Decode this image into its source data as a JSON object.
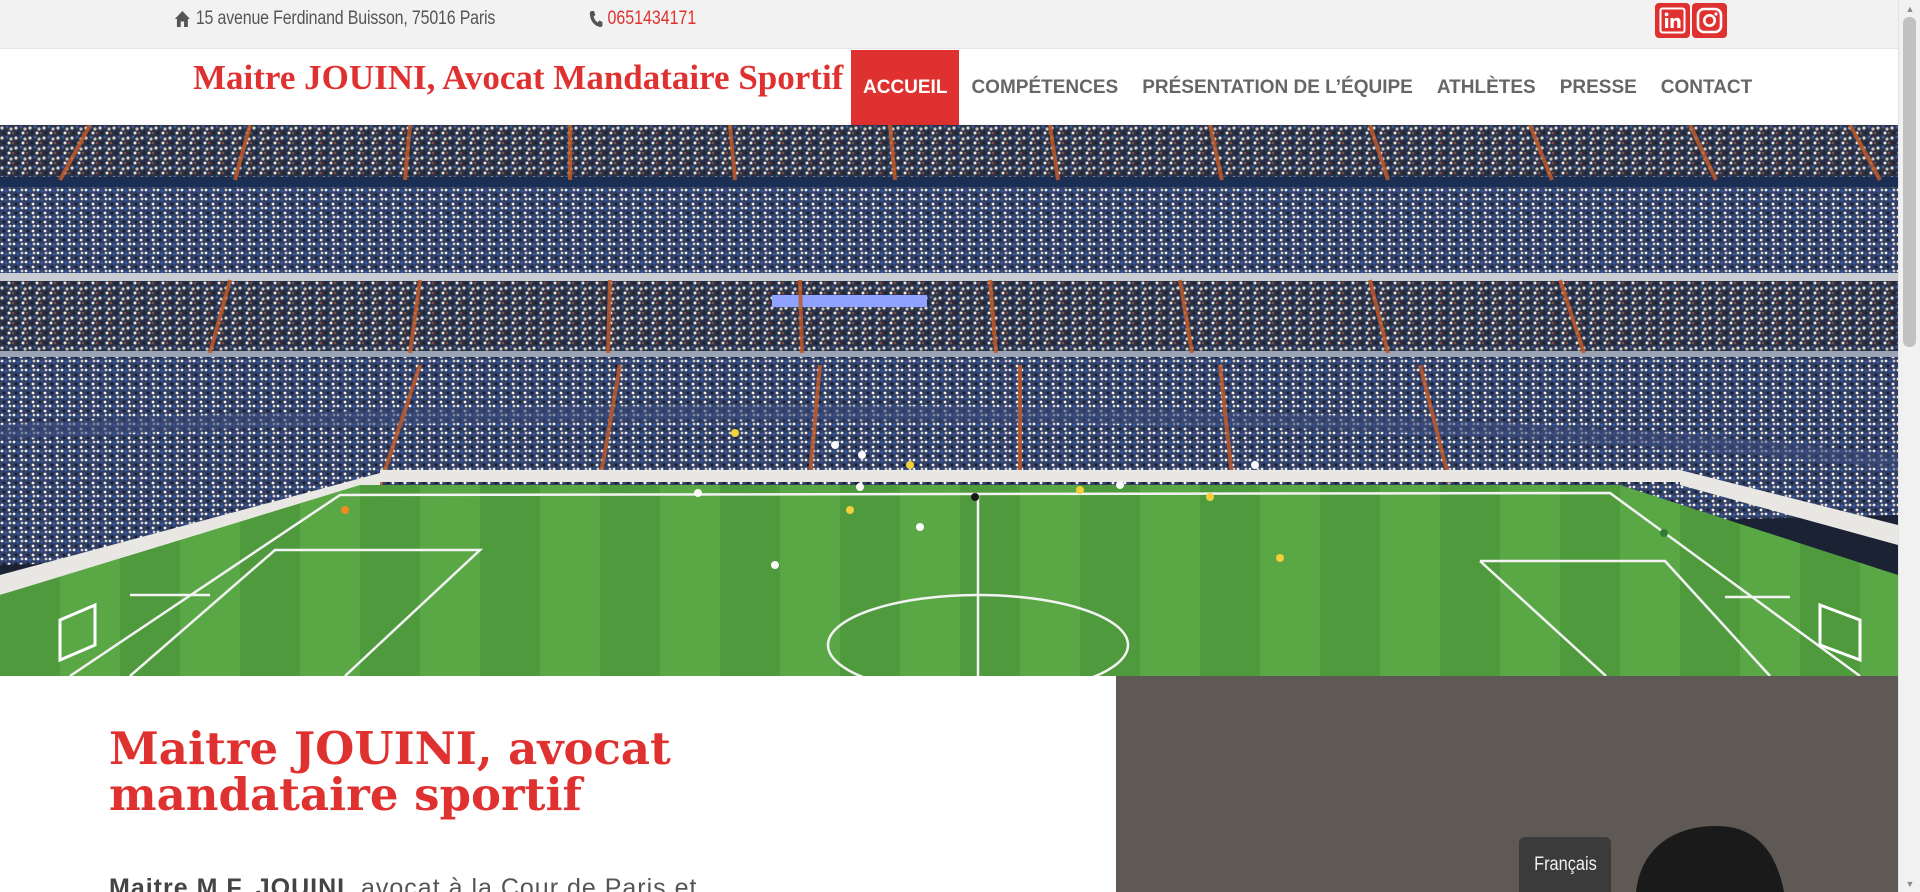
{
  "topbar": {
    "address_icon": "home-icon",
    "address": "15 avenue Ferdinand Buisson, 75016 Paris",
    "phone_icon": "phone-icon",
    "phone": "0651434171",
    "social": [
      {
        "name": "linkedin-icon",
        "label": "in"
      },
      {
        "name": "instagram-icon"
      }
    ]
  },
  "header": {
    "brand": "Maitre JOUINI, Avocat Mandataire Sportif",
    "nav": [
      "ACCUEIL",
      "COMPÉTENCES",
      "PRÉSENTATION DE L’ÉQUIPE",
      "ATHLÈTES",
      "PRESSE",
      "CONTACT"
    ],
    "active_nav": "ACCUEIL"
  },
  "hero": {
    "image": "football-stadium-photo"
  },
  "main": {
    "title": "Maitre JOUINI, avocat mandataire sportif",
    "intro_name": "Maitre M.F. JOUINI",
    "intro_text": ", avocat à la Cour de Paris et"
  },
  "language": {
    "current": "Français"
  },
  "colors": {
    "accent": "#e03131",
    "topbar_bg": "#f2f2f2",
    "nav_text": "#666666"
  }
}
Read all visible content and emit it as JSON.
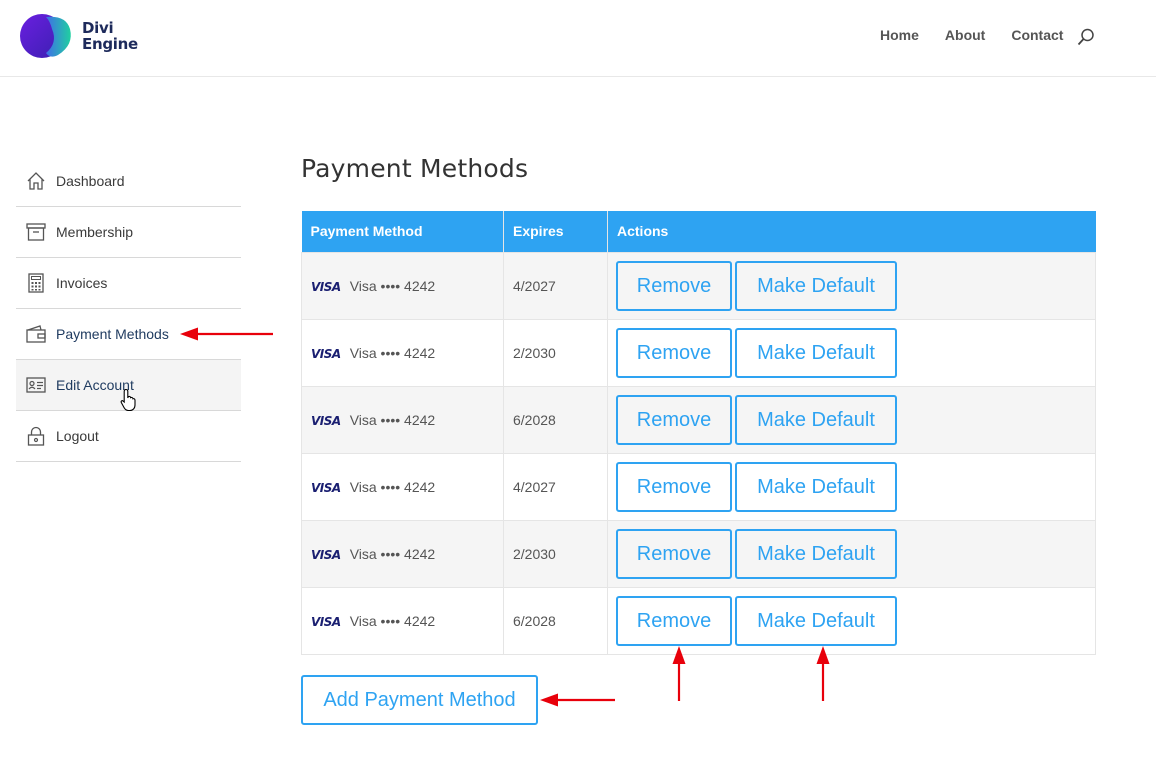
{
  "brand": {
    "line1": "Divi",
    "line2": "Engine"
  },
  "nav": {
    "items": [
      "Home",
      "About",
      "Contact"
    ]
  },
  "sidebar": {
    "items": [
      {
        "label": "Dashboard",
        "icon": "home-icon"
      },
      {
        "label": "Membership",
        "icon": "archive-box-icon"
      },
      {
        "label": "Invoices",
        "icon": "calculator-icon"
      },
      {
        "label": "Payment Methods",
        "icon": "wallet-icon"
      },
      {
        "label": "Edit Account",
        "icon": "id-card-icon"
      },
      {
        "label": "Logout",
        "icon": "lock-icon"
      }
    ]
  },
  "main": {
    "title": "Payment Methods",
    "columns": [
      "Payment Method",
      "Expires",
      "Actions"
    ],
    "rows": [
      {
        "brand": "VISA",
        "card": "Visa •••• 4242",
        "expires": "4/2027"
      },
      {
        "brand": "VISA",
        "card": "Visa •••• 4242",
        "expires": "2/2030"
      },
      {
        "brand": "VISA",
        "card": "Visa •••• 4242",
        "expires": "6/2028"
      },
      {
        "brand": "VISA",
        "card": "Visa •••• 4242",
        "expires": "4/2027"
      },
      {
        "brand": "VISA",
        "card": "Visa •••• 4242",
        "expires": "2/2030"
      },
      {
        "brand": "VISA",
        "card": "Visa •••• 4242",
        "expires": "6/2028"
      }
    ],
    "remove_label": "Remove",
    "make_default_label": "Make Default",
    "add_label": "Add Payment Method"
  },
  "colors": {
    "accent": "#2ea3f2",
    "annotation": "#e8000b",
    "brand_text": "#1d2a5b"
  }
}
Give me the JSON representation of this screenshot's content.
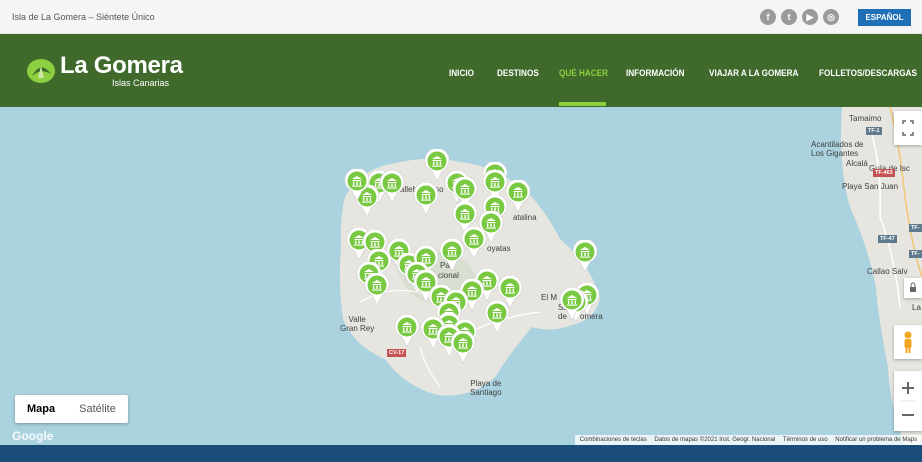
{
  "topbar": {
    "tagline": "Isla de La Gomera – Siéntete Único",
    "social_icons": [
      "facebook-icon",
      "twitter-icon",
      "youtube-icon",
      "instagram-icon"
    ],
    "language_label": "ESPAÑOL"
  },
  "header": {
    "logo_title": "La Gomera",
    "logo_subtitle": "Islas Canarias",
    "nav": [
      {
        "label": "INICIO",
        "active": false
      },
      {
        "label": "DESTINOS",
        "active": false
      },
      {
        "label": "QUÉ HACER",
        "active": true
      },
      {
        "label": "INFORMACIÓN",
        "active": false
      },
      {
        "label": "VIAJAR A LA GOMERA",
        "active": false
      },
      {
        "label": "FOLLETOS/DESCARGAS",
        "active": false
      }
    ]
  },
  "colors": {
    "nav_background": "#3f6a2c",
    "accent_green": "#8ccf3f",
    "marker_green": "#7ac943",
    "language_button": "#1f6fb6",
    "sea": "#aad3df"
  },
  "map": {
    "labels": {
      "vallehermoso": "allehermoso",
      "san_sebastian_a": "San",
      "san_sebastian_b": "de",
      "san_sebastian_c": "omera",
      "el_m": "El M",
      "catalina": "atalina",
      "ceyatas": "oyatas",
      "park_a": "Pa",
      "park_b": "cional",
      "valle_gran_rey": "Valle\nGran Rey",
      "playa_santiago": "Playa de\nSantiago",
      "tamaimo": "Tamaimo",
      "acantilados": "Acantilados de\nLos Gigantes",
      "guia": "Guía de Isc",
      "alcala": "Alcalá",
      "playa_san_juan": "Playa San Juan",
      "callao": "Callao Salv",
      "la": "La"
    },
    "road_badges": {
      "tf1": "TF-1",
      "tf463": "TF-463",
      "tf47": "TF-47",
      "tf": "TF-",
      "tf_b": "TF-",
      "cv": "CV-17"
    },
    "marker_icon": "museum-icon",
    "map_types": [
      "Mapa",
      "Satélite"
    ],
    "selected_map_type": "Mapa",
    "controls": [
      "fullscreen-icon",
      "pegman-icon",
      "zoom-in-icon",
      "zoom-out-icon"
    ],
    "google": "Google",
    "attribution": [
      "Combinaciones de teclas",
      "Datos de mapas ©2021 Inst. Geogr. Nacional",
      "Términos de uso",
      "Notificar un problema de Maps"
    ]
  }
}
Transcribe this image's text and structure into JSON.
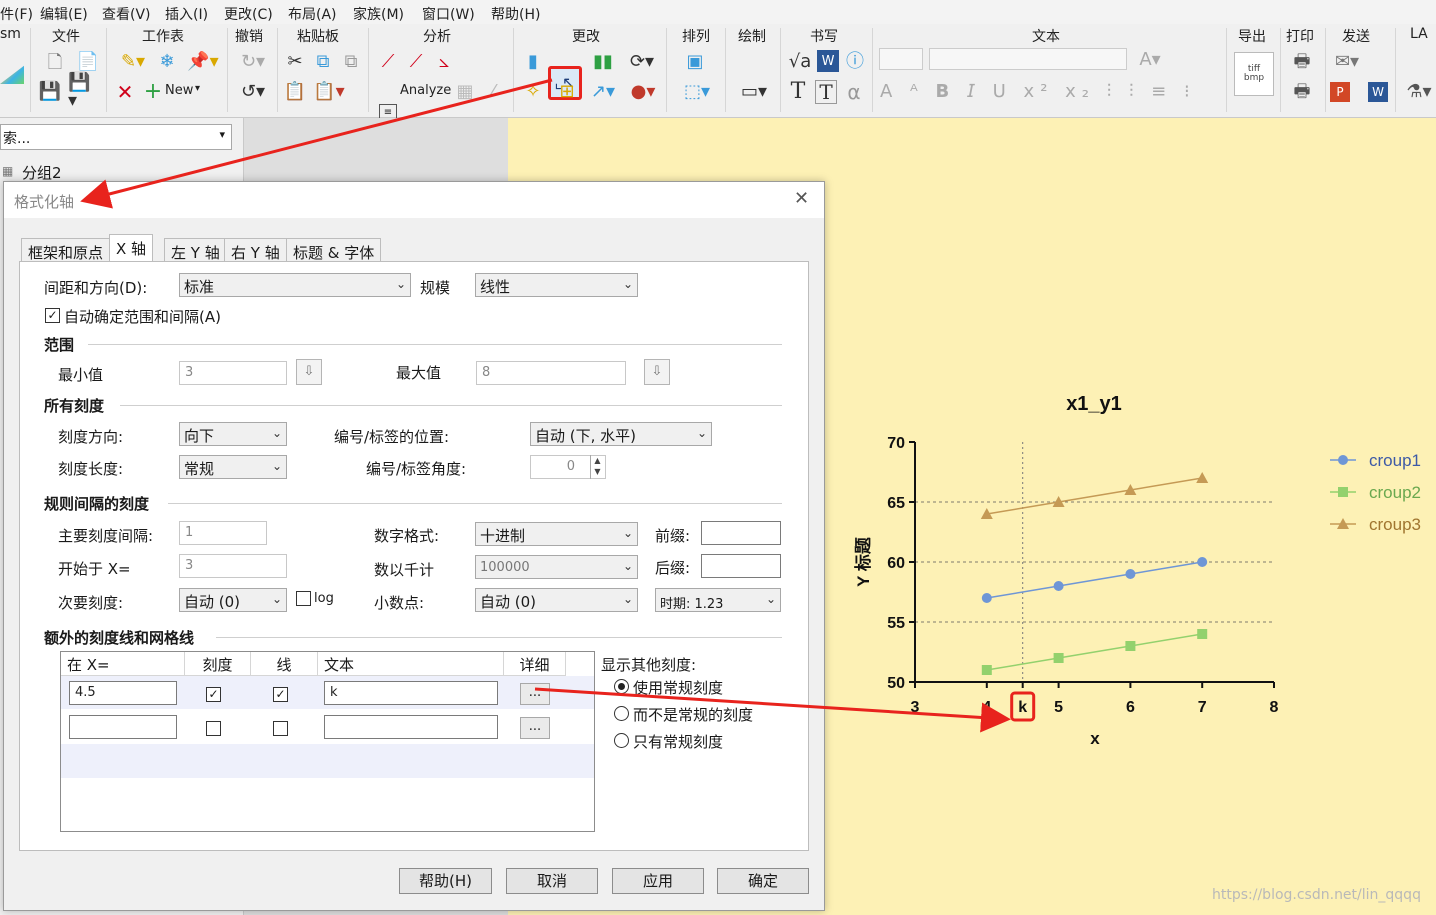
{
  "menu": [
    "件(F)",
    "编辑(E)",
    "查看(V)",
    "插入(I)",
    "更改(C)",
    "布局(A)",
    "家族(M)",
    "窗口(W)",
    "帮助(H)"
  ],
  "ribbon": {
    "groups": [
      "文件",
      "工作表",
      "撤销",
      "粘贴板",
      "分析",
      "更改",
      "排列",
      "绘制",
      "书写",
      "文本",
      "导出",
      "打印",
      "发送",
      "LA"
    ],
    "left_cut": "sm",
    "new_label": "New",
    "analyze_label": "Analyze",
    "export_icon_text": "tiff\nbmp"
  },
  "left_pane": {
    "search_text": "索...",
    "tree_item": "分组2"
  },
  "dialog": {
    "title": "格式化轴",
    "tabs": [
      "框架和原点",
      "X 轴",
      "左 Y 轴",
      "右 Y 轴",
      "标题 & 字体"
    ],
    "active_tab": 1,
    "spacing_label": "间距和方向(D):",
    "spacing_value": "标准",
    "scale_label": "规模",
    "scale_value": "线性",
    "auto_range_label": "自动确定范围和间隔(A)",
    "auto_range_checked": true,
    "range": {
      "header": "范围",
      "min_label": "最小值",
      "min_value": "3",
      "max_label": "最大值",
      "max_value": "8"
    },
    "all_ticks": {
      "header": "所有刻度",
      "direction_label": "刻度方向:",
      "direction_value": "向下",
      "length_label": "刻度长度:",
      "length_value": "常规",
      "label_pos_label": "编号/标签的位置:",
      "label_pos_value": "自动 (下, 水平)",
      "label_angle_label": "编号/标签角度:",
      "label_angle_value": "0"
    },
    "regular_ticks": {
      "header": "规则间隔的刻度",
      "major_label": "主要刻度间隔:",
      "major_value": "1",
      "start_label": "开始于 X=",
      "start_value": "3",
      "minor_label": "次要刻度:",
      "minor_value": "自动 (0)",
      "log_label": "log",
      "number_format_label": "数字格式:",
      "number_format_value": "十进制",
      "thousands_label": "数以千计",
      "thousands_value": "100000",
      "decimals_label": "小数点:",
      "decimals_value": "自动 (0)",
      "prefix_label": "前缀:",
      "suffix_label": "后缀:",
      "date_value": "时期: 1.23"
    },
    "extra": {
      "header": "额外的刻度线和网格线",
      "columns": [
        "在 X=",
        "刻度",
        "线",
        "文本",
        "详细"
      ],
      "rows": [
        {
          "x": "4.5",
          "tick": true,
          "line": true,
          "text": "k",
          "detail": "..."
        },
        {
          "x": "",
          "tick": false,
          "line": false,
          "text": "",
          "detail": "..."
        }
      ],
      "show_other_label": "显示其他刻度:",
      "options": [
        "使用常规刻度",
        "而不是常规的刻度",
        "只有常规刻度"
      ],
      "selected_option": 0
    },
    "buttons": {
      "help": "帮助(H)",
      "cancel": "取消",
      "apply": "应用",
      "ok": "确定"
    }
  },
  "colors": {
    "accent_red": "#e8231d",
    "chart_bg": "#fdf1b5",
    "series1": "#6e96d6",
    "series2": "#93d16d",
    "series3": "#c59a55"
  },
  "chart_data": {
    "type": "line",
    "title": "x1_y1",
    "xlabel": "x",
    "ylabel": "Y 标题",
    "xlim": [
      3,
      8
    ],
    "ylim": [
      50,
      70
    ],
    "xticks": [
      "3",
      "4",
      "k",
      "5",
      "6",
      "7",
      "8"
    ],
    "yticks": [
      "50",
      "55",
      "60",
      "65",
      "70"
    ],
    "extra_vline_x": 4.5,
    "extra_tick_label": "k",
    "grid": "horizontal dashed at 55, 60, 65",
    "legend_position": "right",
    "series": [
      {
        "name": "croup1",
        "marker": "circle",
        "x": [
          4,
          5,
          6,
          7
        ],
        "values": [
          57,
          58,
          59,
          60
        ]
      },
      {
        "name": "croup2",
        "marker": "square",
        "x": [
          4,
          5,
          6,
          7
        ],
        "values": [
          51,
          52,
          53,
          54
        ]
      },
      {
        "name": "croup3",
        "marker": "triangle",
        "x": [
          4,
          5,
          6,
          7
        ],
        "values": [
          64,
          65,
          66,
          67
        ]
      }
    ]
  },
  "watermark": "https://blog.csdn.net/lin_qqqq"
}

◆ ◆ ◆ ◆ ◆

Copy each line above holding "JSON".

▸ **ANSWER TO THIS EXERCISE**:
Decode this image into its source data as a JSON object.
Read all visible content and emit it as JSON.
Give me the JSON representation of this screenshot's content.
Transcribe this image's text and structure into JSON.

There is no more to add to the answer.